By Mark Ziobro
“Avengers: Endgame” is an epic. It pays homage to the legions of Marvel films that came before it, packages and wraps up the morose happenings of “Avengers: Infinity War” in a way as believable as can be expected from a crew of god-like superheroes, and does so in a way that is seamless, action packed, and emotional. The film clocks in at three hours and one minute, but none of it feels wasted. The movie feels sublime, every bit as essential as the other Marvel films that came before it.
“Endgame” makes a smart decision to not have its heroes wallow in grief after the events of “Infinity War” but to not brush them off either, landing somewhere in-between mourning and a call for action. If you haven’t seen “Infinity War” be warned that spoilers will be aplenty, but when “Endgame” starts we’re confronted with a world without half the universe’s population. We have a small motley crew of heroes, spearheaded by Captain America, Iron Man, Nebula, Hawkeye, Black Widow, Thor, etc.; all heroes who survived Thanos’ (Josh Brolin) ‘snap’ at the end of the events of “Infinity War.” Many other of the Avengers have perished, ceasing to exist after Thanos completes his mission. We’re confronted with a world without Spider-Man, Peter Quill, Black Panther, Scarlet Witch, Vision, Nick Fury…the list goes on and on.
“Endgame” has a very continued saga feeling, taking place, for the most part, first immediately following Thanos’ destruction and then five years after the Avengers realize that reversing this destruction may be possible, deadly, or both.
There’s a plan that the Avengers craft to undo Thanos’ destruction; but as the plot is not given away even on IMDb, we will not divulge it here and moviegoers who have yet to see the film will need to make their way to the theatre to uncover it. It’s risky, bold, and born of the supernatural; but that’s all that will be given away.
What I will say about “Avengers: Endgame” is that a) massive patience is needed to get through its first and second act, and b) it does nothing to disappoint. “Endgame” shares many notes with Sam Raimi’s excellent “Spider-Man 2;” it begs your attention for the first and second acts, runs a little hallow and by-the-numbers, and then explodes with a third act battle scene that trumps with emotion and action not just “Infinity War’s’” keystone battle sequence on Wakanda, but even “The Avengers’” ending sequence in New York City in its heroes’ first romp.

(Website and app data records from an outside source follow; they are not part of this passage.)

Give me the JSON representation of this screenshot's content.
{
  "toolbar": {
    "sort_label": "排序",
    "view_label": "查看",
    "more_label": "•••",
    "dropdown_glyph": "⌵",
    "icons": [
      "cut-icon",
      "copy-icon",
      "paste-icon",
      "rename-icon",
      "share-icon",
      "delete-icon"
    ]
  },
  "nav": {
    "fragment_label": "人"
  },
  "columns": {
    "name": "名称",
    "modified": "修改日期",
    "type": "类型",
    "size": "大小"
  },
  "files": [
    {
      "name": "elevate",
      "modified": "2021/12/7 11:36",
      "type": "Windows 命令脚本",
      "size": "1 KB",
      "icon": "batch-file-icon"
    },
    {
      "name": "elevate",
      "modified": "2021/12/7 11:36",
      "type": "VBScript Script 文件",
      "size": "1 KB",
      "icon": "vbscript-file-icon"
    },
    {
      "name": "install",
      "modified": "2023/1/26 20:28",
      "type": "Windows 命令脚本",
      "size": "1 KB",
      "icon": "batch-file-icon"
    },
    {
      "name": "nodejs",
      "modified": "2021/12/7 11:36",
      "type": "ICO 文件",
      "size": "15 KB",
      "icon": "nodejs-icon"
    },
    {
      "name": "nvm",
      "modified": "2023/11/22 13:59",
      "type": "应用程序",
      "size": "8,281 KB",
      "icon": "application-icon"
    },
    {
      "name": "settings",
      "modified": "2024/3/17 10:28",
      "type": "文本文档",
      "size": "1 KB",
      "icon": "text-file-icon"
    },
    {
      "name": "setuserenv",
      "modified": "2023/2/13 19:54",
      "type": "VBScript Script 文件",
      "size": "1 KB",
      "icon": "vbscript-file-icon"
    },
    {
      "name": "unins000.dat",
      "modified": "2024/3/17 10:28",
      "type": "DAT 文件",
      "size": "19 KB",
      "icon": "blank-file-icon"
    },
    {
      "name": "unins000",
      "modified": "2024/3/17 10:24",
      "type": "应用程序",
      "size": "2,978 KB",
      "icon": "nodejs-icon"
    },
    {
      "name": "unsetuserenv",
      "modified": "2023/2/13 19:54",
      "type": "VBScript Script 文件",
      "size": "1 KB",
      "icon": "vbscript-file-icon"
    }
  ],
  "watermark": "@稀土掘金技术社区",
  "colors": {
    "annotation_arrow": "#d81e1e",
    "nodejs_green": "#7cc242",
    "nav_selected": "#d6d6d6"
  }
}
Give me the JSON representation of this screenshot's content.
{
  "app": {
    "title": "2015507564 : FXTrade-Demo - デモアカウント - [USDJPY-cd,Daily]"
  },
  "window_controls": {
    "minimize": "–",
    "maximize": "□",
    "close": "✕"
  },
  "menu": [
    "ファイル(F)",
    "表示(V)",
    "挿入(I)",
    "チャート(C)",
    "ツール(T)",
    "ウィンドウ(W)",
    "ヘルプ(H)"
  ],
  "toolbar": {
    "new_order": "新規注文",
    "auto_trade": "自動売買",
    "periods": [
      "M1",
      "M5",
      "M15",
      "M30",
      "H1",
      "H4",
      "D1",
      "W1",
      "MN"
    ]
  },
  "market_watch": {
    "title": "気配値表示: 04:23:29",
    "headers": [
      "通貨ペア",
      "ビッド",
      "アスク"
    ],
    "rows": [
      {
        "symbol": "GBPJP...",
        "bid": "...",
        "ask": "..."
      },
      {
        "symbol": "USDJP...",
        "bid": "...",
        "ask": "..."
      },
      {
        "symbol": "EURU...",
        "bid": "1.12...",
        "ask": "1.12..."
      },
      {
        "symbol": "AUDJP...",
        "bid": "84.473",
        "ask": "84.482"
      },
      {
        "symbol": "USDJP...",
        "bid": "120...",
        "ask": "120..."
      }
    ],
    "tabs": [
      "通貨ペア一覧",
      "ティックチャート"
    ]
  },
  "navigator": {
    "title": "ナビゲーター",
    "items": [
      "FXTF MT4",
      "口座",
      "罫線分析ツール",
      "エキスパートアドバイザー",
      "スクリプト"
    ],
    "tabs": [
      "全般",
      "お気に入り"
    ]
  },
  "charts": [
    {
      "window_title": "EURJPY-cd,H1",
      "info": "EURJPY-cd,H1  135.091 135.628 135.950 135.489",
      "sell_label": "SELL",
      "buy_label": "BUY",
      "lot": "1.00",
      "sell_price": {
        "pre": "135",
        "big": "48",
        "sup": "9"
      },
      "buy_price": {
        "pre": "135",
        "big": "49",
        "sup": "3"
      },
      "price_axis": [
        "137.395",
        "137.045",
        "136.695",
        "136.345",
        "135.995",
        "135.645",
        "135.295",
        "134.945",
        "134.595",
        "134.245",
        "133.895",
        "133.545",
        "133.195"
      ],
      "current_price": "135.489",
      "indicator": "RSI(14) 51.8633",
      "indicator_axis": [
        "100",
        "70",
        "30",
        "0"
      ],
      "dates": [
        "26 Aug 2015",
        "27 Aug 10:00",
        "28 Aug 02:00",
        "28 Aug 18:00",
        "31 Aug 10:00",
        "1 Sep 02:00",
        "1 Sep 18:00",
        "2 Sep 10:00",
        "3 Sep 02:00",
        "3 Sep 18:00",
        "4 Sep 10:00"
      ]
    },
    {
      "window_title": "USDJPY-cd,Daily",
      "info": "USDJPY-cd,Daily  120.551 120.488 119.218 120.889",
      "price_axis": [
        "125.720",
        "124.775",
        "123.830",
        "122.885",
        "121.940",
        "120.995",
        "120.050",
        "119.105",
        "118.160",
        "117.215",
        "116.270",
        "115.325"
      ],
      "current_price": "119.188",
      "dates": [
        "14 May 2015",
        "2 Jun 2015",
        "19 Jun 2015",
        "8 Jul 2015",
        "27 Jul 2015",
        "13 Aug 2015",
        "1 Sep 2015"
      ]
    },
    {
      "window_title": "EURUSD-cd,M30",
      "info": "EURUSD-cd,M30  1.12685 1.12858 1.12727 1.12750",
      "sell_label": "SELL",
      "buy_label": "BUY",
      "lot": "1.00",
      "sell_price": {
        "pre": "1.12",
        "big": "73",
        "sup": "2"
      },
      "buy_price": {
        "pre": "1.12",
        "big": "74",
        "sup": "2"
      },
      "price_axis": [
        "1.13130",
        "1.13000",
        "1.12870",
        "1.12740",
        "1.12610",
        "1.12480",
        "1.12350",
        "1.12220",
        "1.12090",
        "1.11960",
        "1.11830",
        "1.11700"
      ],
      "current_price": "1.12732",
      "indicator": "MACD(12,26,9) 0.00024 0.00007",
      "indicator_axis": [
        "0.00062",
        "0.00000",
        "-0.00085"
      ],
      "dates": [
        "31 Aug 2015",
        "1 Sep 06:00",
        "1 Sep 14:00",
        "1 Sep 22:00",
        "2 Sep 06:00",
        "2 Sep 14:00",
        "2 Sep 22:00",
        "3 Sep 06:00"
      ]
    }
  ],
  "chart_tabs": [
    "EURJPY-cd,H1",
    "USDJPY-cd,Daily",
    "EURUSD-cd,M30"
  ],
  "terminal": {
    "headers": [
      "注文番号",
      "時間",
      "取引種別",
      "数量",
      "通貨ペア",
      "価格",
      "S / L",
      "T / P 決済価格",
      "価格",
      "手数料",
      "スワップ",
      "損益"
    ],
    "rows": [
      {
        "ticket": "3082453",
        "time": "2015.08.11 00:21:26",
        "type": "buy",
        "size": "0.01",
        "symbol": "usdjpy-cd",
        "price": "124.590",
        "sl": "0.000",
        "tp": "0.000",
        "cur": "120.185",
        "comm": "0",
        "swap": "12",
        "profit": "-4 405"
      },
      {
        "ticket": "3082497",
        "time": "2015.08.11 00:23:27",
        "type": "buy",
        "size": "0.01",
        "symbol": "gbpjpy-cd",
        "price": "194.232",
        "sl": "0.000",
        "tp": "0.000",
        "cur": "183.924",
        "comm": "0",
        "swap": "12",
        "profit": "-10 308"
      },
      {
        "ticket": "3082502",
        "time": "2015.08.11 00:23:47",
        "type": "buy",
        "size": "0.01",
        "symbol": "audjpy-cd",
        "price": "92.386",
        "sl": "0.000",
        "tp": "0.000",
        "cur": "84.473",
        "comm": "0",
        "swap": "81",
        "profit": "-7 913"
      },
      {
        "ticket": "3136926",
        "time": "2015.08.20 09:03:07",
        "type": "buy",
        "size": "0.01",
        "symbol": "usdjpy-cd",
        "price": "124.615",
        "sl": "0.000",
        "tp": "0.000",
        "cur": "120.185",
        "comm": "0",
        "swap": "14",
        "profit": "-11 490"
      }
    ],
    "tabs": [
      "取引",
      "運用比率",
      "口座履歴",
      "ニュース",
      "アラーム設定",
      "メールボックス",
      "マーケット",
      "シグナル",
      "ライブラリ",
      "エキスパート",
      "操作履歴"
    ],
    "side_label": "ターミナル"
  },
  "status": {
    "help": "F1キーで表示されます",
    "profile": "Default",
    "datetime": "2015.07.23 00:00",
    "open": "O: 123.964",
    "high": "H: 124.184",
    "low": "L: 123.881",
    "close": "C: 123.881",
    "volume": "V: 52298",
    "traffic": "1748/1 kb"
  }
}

It harnesses all the action, bravado, prowess, and emotion of those films but somehow packs a mournful and elemental power to the proceedings that one isn’t expecting at all. It also features two sequences, one, involving Iron Man, and another involving Captain America fulfilling his destiny, that are amongst the most crowd pleasing scenes I’ve seen in a Marvel film, ever.
Joe and Anthony Russo makes changes this time around, and the film is the better for it. Whilst “Infinity War” boasted an innumerable amount of characters clamoring for screen-time, “Endgame” tones down the cast to a small gaggle of Avengers who must band together, giving the cast tons of chemistry and camaraderie in the process. Robert Downey Jr. and Chris Evans are given the most depth; but other characters are built up with surprising accuracy, most notably Jeremy Renner reprising his role as Hawkeye, and Scarlett Johanssen as Black Widow. We also get to see Pepper Potts ‘suit up’ for lack of a better word, and a scene with her and Stark toward the film’s close is the stuff that great movies – not simply great comic book movies – are made of.
Lastly, we see this time around in Thanos less of an empathetic character and one more easily despised. His battle sequences with the Avengers are rightly hard-hitting, vicious, and sardonic. They are also brutal. Thanos wields a huge double sided sword/staff and he makes no bones about attempting to eviscerate anyone who gets in his way. My chief complaint about his character in “Infinity War” is that the script gave him too much screen-time and not enough time spent on really hammering home his viciousness. “Endgame” remedies this; Thanos is almost immediately despicable, and stopping him on the part of the Avengers becomes not just retribution, but duty.
Shortly, “Endgame” has everything that Marvel fans are looking for and more. It features an intricately detailed story, characters given the depth they deserve after this came up short during “Infinity War,” and a conclusion that firmly sews up the Thanos/Infinity Stones saga neatly, tightly, and effectively, while still leaving room for the Marvel Cinematic Universe to continue on.
The bottom line? If you like Marvel films, do yourself a favor and watch this epic. You’ll be entertained, thrilled, awed, and pleased to a wrap-up that feels much shorter than its run-time. It will make you cheer, relish, sit in awe…cry. For a Marvel film it does everything it’s supposed to; but even those looking for a good action/drama could certainly do much worse than “Avengers: Endgame.”